For their final projects, students were asked to examine recent scandals within the framework of media coverage. Bailey Mohr chose to focus on the discrepancy in coverage of two congressmen from New York—Republican Chris Lee and Democrat Anthony Weiner—both of whom resigned in disgrace after posting suggestive photos online.
“Even though the content surrounding the two scandals was similar, the stories received very different amounts of media coverage and scrutiny,” said Mohr. “I discovered that a politician’s response to a scandal directly impacts how that scandal plays out in the media.”
Mohr’s analysis noted that Weiner’s behavior became a major media item that remained in the news cycle for months. In particular, he was mocked by the Daily Show with Jon Stewart primarily because of his denial of guilt over the sexually explicit photos at the center of the scandal. Mohr asserted that because Weiner waited 20 days to admit his guilt, he prolonged the media coverage and gave the press more of a story. In contrast, Lee handled a similar situation very differently. By admitting fault and resigning a few hours after his story broke on the blog Gawker, Lee “did not give the media much to report on,” said Mohr.

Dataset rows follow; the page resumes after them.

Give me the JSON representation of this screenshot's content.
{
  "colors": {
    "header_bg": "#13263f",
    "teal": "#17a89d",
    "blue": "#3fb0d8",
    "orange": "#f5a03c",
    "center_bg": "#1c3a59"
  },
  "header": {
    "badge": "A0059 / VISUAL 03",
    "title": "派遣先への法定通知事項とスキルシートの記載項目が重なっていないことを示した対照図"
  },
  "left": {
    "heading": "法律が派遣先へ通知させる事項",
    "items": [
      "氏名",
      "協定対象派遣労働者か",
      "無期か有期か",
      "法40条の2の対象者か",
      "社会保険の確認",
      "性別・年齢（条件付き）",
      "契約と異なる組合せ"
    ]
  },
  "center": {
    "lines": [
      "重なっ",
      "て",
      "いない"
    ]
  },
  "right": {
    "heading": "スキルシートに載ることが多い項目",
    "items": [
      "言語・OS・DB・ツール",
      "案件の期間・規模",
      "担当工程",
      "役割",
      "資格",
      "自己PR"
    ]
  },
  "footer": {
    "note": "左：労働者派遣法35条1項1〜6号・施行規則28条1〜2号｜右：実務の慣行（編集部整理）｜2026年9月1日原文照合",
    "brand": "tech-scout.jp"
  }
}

Class discussion revolved around morality issues in the context of how politicians handled the news and how new technology affected coverage. For example, established newspapers such as the New York Times portrayed a more conservative view of the events, while the blogs and the Daily Show set a more mocking, sarcastic tone in reporting on the politicians’ behavior.
“Sex scandals always provide some insight into broader transformations in American culture,” said Heap. “But what I really enjoy about teaching this class is the opportunity to learn from my students. As they discover most of these scandals for the first time, they bring new and diverse perspectives to the material that inevitably renews and reshapes my own understanding of the course topic and readings.”